As part of the European Space Agency’s larger study of lunar cave mission concepts, a German-led team is proposing the use of a spherical probe that would be lowered into a lunar pit before detaching from its tether and exploring independently.
Coordinated by the Julius-Maximilians-Universität of Würzburg in Germany, the Descent And Exploration in Deep Autonomy of Lunar Underground Structures (DAEDALUS) design study was one of three selected by ESA for integration with the agency’s plans for the European Large Logistics Lander (EL3).
Currently still in the study phase, the 8,500-kilogram EL3 lander is designed to host a series of different missions. Selection of the first payload to be carried aboard the lander is expected in 2022.

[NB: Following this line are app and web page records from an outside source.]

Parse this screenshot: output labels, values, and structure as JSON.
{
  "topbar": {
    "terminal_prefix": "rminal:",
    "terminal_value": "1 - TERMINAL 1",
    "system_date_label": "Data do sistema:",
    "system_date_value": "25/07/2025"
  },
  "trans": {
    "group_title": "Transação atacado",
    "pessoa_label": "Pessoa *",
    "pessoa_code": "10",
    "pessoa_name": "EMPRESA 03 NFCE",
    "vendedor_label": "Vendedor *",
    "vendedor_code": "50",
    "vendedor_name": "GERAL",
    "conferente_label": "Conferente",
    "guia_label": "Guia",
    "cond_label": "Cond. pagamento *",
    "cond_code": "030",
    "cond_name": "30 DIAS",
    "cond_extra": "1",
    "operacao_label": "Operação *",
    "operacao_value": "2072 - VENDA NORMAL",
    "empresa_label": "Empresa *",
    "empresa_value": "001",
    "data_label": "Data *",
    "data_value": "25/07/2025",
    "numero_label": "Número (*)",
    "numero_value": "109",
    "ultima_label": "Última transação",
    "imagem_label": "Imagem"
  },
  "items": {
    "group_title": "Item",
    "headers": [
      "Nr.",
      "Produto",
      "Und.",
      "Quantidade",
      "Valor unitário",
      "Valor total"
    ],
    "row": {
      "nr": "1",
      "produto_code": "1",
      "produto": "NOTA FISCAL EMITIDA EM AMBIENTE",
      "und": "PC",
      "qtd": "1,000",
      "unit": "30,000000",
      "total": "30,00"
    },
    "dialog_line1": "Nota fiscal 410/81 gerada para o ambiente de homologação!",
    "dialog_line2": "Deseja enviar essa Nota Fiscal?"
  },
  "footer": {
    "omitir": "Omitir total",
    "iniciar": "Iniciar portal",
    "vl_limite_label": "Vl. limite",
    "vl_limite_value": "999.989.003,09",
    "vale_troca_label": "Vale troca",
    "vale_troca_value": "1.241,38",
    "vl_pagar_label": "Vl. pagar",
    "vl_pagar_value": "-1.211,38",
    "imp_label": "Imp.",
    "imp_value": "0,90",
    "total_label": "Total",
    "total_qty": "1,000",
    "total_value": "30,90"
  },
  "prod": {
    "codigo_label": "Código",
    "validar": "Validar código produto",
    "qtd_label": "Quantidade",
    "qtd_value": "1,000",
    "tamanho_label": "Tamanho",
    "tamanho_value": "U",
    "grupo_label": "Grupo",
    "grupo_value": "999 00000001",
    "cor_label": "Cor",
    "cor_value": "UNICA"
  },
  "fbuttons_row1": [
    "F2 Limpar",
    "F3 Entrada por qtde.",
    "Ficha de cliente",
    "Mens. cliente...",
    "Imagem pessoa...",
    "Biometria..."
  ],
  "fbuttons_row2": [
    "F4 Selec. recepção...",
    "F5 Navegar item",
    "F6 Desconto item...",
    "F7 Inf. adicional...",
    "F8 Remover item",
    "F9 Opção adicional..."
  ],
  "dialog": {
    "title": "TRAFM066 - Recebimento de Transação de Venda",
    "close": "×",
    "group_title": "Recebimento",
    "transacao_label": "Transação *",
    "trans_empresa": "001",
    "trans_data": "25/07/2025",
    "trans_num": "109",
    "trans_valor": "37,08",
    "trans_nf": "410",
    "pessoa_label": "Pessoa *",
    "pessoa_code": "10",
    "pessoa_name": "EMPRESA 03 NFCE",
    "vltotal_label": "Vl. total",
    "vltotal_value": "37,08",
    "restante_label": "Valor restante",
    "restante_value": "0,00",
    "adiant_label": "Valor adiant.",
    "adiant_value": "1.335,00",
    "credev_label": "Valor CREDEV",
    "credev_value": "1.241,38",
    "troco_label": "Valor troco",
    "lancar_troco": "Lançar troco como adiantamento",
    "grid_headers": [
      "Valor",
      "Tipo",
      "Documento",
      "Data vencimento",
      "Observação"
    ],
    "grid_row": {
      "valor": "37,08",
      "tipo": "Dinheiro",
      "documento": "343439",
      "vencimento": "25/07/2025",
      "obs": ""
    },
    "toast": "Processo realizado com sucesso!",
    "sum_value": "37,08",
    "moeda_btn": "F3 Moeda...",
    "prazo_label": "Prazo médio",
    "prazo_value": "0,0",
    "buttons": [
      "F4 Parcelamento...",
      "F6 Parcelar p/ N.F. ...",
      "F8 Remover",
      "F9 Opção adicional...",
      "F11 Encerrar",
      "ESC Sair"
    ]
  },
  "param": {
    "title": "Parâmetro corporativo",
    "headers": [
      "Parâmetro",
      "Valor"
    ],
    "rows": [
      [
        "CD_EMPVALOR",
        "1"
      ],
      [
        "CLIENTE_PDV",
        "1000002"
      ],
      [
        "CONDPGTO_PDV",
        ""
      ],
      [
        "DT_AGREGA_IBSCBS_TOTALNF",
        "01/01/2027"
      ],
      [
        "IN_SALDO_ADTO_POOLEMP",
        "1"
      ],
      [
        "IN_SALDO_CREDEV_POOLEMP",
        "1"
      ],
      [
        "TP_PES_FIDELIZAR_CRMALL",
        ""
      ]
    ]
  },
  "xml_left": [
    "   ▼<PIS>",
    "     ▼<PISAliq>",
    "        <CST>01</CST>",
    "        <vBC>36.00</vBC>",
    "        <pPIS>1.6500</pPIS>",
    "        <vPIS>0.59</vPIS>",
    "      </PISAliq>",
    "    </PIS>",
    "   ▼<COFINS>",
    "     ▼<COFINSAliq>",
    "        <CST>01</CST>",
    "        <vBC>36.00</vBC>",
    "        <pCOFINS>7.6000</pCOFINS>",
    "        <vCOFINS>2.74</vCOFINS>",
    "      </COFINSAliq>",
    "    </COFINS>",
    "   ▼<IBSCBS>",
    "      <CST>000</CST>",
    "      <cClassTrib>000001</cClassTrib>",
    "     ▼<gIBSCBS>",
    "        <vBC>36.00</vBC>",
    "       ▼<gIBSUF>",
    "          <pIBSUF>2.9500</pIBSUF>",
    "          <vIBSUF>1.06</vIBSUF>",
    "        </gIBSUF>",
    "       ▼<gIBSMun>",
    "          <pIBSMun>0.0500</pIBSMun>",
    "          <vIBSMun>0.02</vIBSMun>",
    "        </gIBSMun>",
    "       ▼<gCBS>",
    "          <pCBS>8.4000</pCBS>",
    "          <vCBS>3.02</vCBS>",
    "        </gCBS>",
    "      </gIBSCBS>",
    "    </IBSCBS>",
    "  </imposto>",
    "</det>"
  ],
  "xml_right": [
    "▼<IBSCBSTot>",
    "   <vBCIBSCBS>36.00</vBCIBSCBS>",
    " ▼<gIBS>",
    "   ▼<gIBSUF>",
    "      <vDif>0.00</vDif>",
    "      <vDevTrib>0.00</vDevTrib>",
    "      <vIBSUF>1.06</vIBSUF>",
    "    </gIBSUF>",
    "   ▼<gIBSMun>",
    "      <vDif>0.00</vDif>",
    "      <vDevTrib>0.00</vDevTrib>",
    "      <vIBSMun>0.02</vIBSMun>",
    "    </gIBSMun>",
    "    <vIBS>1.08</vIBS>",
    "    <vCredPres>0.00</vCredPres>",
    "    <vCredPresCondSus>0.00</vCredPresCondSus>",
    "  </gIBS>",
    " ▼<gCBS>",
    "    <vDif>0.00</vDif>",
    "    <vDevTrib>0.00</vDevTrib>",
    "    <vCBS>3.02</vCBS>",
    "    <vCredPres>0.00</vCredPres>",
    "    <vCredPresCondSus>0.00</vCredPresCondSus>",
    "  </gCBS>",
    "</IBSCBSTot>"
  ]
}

If selected, a crane aboard the EL3 lander would lower the DAEDALUS probe into a lunar pit attached to a tether. During the descent, a lidar system aboard the probe would be used to map its interior. The probe would also measure temperature and radiation levels, data that could pave the way in utilising caves to act as natural defences against radiation, micrometeorites and surface temperature for a habitat for the first lunar explorers.
Once the probe reaches the bottom of the pit, the probe would be detached from its tether to explore independently. The tether would then act as a Wi-Fi receiver allowing DAEDALUS to relay its findings out of the pit.
In addition to determining if lunar caves could be used for the construction of habitats, the mission will also give us our first glimpse into lunar pits that are believed to be ‘skylights’ into lava caves. These caves would be of high scientific interest and could perhaps even hide water ice deposits.
In addition to the Julius-Maximilians-Universität, the DAEDALUS design study includes input from Germany’s Jacobs University Bremen, and Italy’s CISAS, University of Padova, INAF-Astronomical Observatory of Padova, the VIGEA-Virtual Geographic Agency of Reggio Emilia and CIRA Space Exploration Technologies Department.